An inability to see clearly makes it enormously difficult for any student to follow what is happening in class whether it’s by watching educational videos or seeing what the teacher is writing on the chalkboard. Poor vision can also cause headaches in children. Wearing glasses with a correct prescription easily solves headaches caused by bad eyesight and constant strain. Furthermore, your child may be less inclined to participate in group activities and team sports if they are having trouble seeing.
Depending on your child’s personality, they may not be forthcoming about their difficulty seeing – or may not realize they have a problem to begin with!
Some signs that your child may be struggling to see include:
• They sit unusually close to the screen while watching television
• Your child finds it difficult to read without using a finger to follow the words in a book
• An unexplained drop in their grades
• Squinting when reading something from a reasonable distance or while watching television
While there have been improvements in the form of anti-bullying campaigns and the creation of more fashionable lenses, there is still a fair amount of stigma about wearing glasses for young children. As a result, if you learn that your child needs glasses they may be unwilling to wear them. And since you cannot spend every minute of the day with your child, there is no guarantee they will keep them on while they are at school.

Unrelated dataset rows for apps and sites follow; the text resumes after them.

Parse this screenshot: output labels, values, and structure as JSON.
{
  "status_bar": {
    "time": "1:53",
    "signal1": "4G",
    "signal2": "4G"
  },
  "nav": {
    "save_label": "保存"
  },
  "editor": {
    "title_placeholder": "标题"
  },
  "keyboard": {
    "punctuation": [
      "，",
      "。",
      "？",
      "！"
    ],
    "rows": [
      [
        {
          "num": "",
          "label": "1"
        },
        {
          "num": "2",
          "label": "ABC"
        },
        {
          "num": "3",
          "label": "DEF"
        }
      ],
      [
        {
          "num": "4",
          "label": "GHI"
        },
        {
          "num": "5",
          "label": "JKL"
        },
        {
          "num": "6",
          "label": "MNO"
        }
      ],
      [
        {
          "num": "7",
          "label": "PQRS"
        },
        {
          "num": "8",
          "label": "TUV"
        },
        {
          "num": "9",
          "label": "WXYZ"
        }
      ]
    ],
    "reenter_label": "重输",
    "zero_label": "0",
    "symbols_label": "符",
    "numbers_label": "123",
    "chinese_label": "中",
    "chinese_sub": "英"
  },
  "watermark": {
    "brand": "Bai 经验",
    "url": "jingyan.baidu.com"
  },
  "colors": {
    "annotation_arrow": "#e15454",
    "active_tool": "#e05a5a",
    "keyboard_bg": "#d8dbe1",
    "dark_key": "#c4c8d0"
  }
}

LASIK is certainly not an option for young children, and it is most likely too early for contacts. Instead, you will need to help initiate an attitude adjustment as opposed to a physical change.
Let your child pick out the frames they like if there is room in your budget to buy a more fashionable pair. You can also make a point of how much easier it is to watch their favorite show or do a fun activity, like shoot hoops, when their vision is clearer. Over the long term make a point about disassociating their identity from what they look like and who they are. It can be an adjustment, but by witnessing how much easier it is to do the things they enjoy, your child can start to develop a more positive attitude towards their glasses.
Eye exams are quick and easy. More importantly, they are an essential part of pediatric eye care and preventative eye care in general. Stop by our Birmingham, Trussville, or Alabaster Vision First Eye Center locations and get you and your child’s eyes checked by one of our dedicated professionals who can ensure your entire family starts the school year off right.